(RECORDS TO USE begins)
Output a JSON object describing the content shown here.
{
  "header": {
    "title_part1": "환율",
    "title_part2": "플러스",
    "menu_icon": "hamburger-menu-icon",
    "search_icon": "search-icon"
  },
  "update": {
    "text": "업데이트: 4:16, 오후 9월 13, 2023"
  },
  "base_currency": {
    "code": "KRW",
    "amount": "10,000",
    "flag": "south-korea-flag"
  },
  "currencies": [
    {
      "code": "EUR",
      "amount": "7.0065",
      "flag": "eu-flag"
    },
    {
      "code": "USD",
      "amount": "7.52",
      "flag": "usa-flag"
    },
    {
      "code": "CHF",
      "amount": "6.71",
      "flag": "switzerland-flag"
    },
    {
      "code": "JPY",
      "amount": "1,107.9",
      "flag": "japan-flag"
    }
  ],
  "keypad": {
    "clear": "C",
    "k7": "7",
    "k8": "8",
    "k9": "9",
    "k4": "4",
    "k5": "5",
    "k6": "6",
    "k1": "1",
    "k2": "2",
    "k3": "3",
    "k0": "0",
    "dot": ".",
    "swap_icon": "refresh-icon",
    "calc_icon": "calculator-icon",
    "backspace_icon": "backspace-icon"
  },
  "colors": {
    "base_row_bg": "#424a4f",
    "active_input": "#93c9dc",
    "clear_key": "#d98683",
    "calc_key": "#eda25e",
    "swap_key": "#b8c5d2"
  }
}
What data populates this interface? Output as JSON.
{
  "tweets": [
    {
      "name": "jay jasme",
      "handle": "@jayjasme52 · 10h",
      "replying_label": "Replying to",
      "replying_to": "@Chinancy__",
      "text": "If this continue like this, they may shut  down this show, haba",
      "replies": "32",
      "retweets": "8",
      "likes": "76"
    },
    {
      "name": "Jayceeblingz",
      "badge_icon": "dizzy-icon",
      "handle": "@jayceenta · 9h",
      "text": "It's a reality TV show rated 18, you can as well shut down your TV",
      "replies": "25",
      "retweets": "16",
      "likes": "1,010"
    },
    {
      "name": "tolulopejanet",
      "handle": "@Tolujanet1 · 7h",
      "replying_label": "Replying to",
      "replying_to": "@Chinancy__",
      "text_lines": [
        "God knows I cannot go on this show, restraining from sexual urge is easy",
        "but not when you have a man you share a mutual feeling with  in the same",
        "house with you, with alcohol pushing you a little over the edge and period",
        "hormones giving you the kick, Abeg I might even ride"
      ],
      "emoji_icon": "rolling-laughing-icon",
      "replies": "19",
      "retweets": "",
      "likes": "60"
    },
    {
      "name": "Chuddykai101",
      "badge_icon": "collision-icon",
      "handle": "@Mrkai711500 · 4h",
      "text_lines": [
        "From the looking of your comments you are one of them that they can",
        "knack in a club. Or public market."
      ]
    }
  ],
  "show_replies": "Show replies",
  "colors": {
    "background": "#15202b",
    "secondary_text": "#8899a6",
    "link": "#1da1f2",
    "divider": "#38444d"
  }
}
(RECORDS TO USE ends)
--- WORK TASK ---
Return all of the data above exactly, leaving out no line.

--- FINISHED EXERCISE ---
Output a JSON object describing the content shown here.
{
  "header": {
    "title_part1": "환율",
    "title_part2": "플러스",
    "menu_icon": "hamburger-menu-icon",
    "search_icon": "search-icon"
  },
  "update": {
    "text": "업데이트: 4:16, 오후 9월 13, 2023"
  },
  "base_currency": {
    "code": "KRW",
    "amount": "10,000",
    "flag": "south-korea-flag"
  },
  "currencies": [
    {
      "code": "EUR",
      "amount": "7.0065",
      "flag": "eu-flag"
    },
    {
      "code": "USD",
      "amount": "7.52",
      "flag": "usa-flag"
    },
    {
      "code": "CHF",
      "amount": "6.71",
      "flag": "switzerland-flag"
    },
    {
      "code": "JPY",
      "amount": "1,107.9",
      "flag": "japan-flag"
    }
  ],
  "keypad": {
    "clear": "C",
    "k7": "7",
    "k8": "8",
    "k9": "9",
    "k4": "4",
    "k5": "5",
    "k6": "6",
    "k1": "1",
    "k2": "2",
    "k3": "3",
    "k0": "0",
    "dot": ".",
    "swap_icon": "refresh-icon",
    "calc_icon": "calculator-icon",
    "backspace_icon": "backspace-icon"
  },
  "colors": {
    "base_row_bg": "#424a4f",
    "active_input": "#93c9dc",
    "clear_key": "#d98683",
    "calc_key": "#eda25e",
    "swap_key": "#b8c5d2"
  }
}
What data populates this interface? Output as JSON.
{
  "tweets": [
    {
      "name": "jay jasme",
      "handle": "@jayjasme52 · 10h",
      "replying_label": "Replying to",
      "replying_to": "@Chinancy__",
      "text": "If this continue like this, they may shut  down this show, haba",
      "replies": "32",
      "retweets": "8",
      "likes": "76"
    },
    {
      "name": "Jayceeblingz",
      "badge_icon": "dizzy-icon",
      "handle": "@jayceenta · 9h",
      "text": "It's a reality TV show rated 18, you can as well shut down your TV",
      "replies": "25",
      "retweets": "16",
      "likes": "1,010"
    },
    {
      "name": "tolulopejanet",
      "handle": "@Tolujanet1 · 7h",
      "replying_label": "Replying to",
      "replying_to": "@Chinancy__",
      "text_lines": [
        "God knows I cannot go on this show, restraining from sexual urge is easy",
        "but not when you have a man you share a mutual feeling with  in the same",
        "house with you, with alcohol pushing you a little over the edge and period",
        "hormones giving you the kick, Abeg I might even ride"
      ],
      "emoji_icon": "rolling-laughing-icon",
      "replies": "19",
      "retweets": "",
      "likes": "60"
    },
    {
      "name": "Chuddykai101",
      "badge_icon": "collision-icon",
      "handle": "@Mrkai711500 · 4h",
      "text_lines": [
        "From the looking of your comments you are one of them that they can",
        "knack in a club. Or public market."
      ]
    }
  ],
  "show_replies": "Show replies",
  "colors": {
    "background": "#15202b",
    "secondary_text": "#8899a6",
    "link": "#1da1f2",
    "divider": "#38444d"
  }
}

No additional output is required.